_Assignment_. Write out all the records exactly, and keep any images out.

-=-=-=-=-

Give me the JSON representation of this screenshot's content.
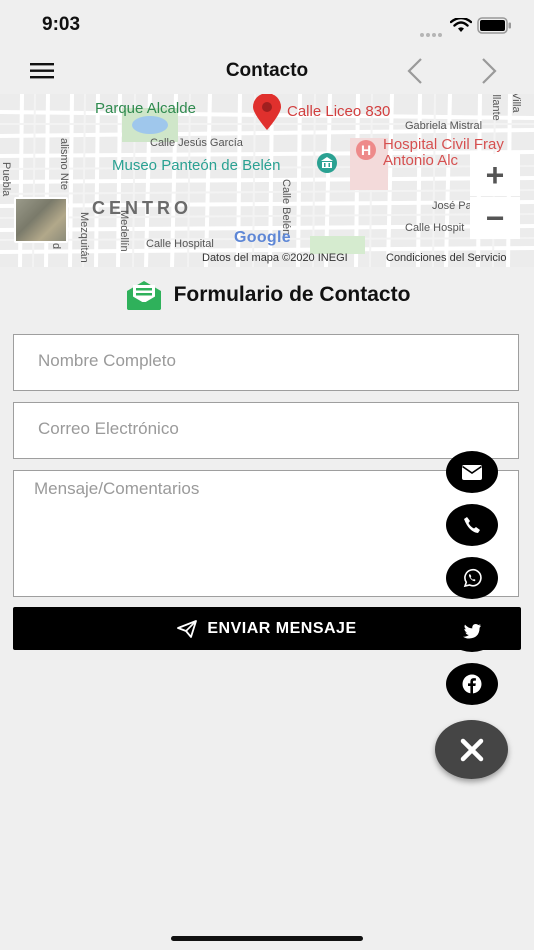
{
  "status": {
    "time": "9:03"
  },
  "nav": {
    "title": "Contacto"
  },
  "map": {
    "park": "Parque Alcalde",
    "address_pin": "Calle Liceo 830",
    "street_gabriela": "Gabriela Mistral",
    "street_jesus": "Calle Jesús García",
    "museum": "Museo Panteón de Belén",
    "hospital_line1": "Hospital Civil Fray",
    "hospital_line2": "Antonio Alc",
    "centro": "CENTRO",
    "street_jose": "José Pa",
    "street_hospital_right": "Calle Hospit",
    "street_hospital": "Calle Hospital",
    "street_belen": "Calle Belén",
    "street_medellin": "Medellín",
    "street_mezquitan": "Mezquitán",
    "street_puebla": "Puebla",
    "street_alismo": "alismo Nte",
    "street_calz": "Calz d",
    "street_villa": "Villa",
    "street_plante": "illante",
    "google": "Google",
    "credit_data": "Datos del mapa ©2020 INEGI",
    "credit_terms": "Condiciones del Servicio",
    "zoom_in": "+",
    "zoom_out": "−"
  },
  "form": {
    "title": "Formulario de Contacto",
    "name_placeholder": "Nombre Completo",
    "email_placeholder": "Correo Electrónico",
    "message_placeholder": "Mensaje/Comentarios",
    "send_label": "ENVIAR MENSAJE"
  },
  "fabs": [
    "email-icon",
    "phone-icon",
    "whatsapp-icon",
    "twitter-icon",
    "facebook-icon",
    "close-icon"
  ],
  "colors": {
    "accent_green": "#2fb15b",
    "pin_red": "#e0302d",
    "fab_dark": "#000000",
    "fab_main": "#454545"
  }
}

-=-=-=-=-

_Answer space_.
Give me the JSON representation of this screenshot's content.
{
  "status": {
    "time": "9:03"
  },
  "nav": {
    "title": "Contacto"
  },
  "map": {
    "park": "Parque Alcalde",
    "address_pin": "Calle Liceo 830",
    "street_gabriela": "Gabriela Mistral",
    "street_jesus": "Calle Jesús García",
    "museum": "Museo Panteón de Belén",
    "hospital_line1": "Hospital Civil Fray",
    "hospital_line2": "Antonio Alc",
    "centro": "CENTRO",
    "street_jose": "José Pa",
    "street_hospital_right": "Calle Hospit",
    "street_hospital": "Calle Hospital",
    "street_belen": "Calle Belén",
    "street_medellin": "Medellín",
    "street_mezquitan": "Mezquitán",
    "street_puebla": "Puebla",
    "street_alismo": "alismo Nte",
    "street_calz": "Calz d",
    "street_villa": "Villa",
    "street_plante": "illante",
    "google": "Google",
    "credit_data": "Datos del mapa ©2020 INEGI",
    "credit_terms": "Condiciones del Servicio",
    "zoom_in": "+",
    "zoom_out": "−"
  },
  "form": {
    "title": "Formulario de Contacto",
    "name_placeholder": "Nombre Completo",
    "email_placeholder": "Correo Electrónico",
    "message_placeholder": "Mensaje/Comentarios",
    "send_label": "ENVIAR MENSAJE"
  },
  "fabs": [
    "email-icon",
    "phone-icon",
    "whatsapp-icon",
    "twitter-icon",
    "facebook-icon",
    "close-icon"
  ],
  "colors": {
    "accent_green": "#2fb15b",
    "pin_red": "#e0302d",
    "fab_dark": "#000000",
    "fab_main": "#454545"
  }
}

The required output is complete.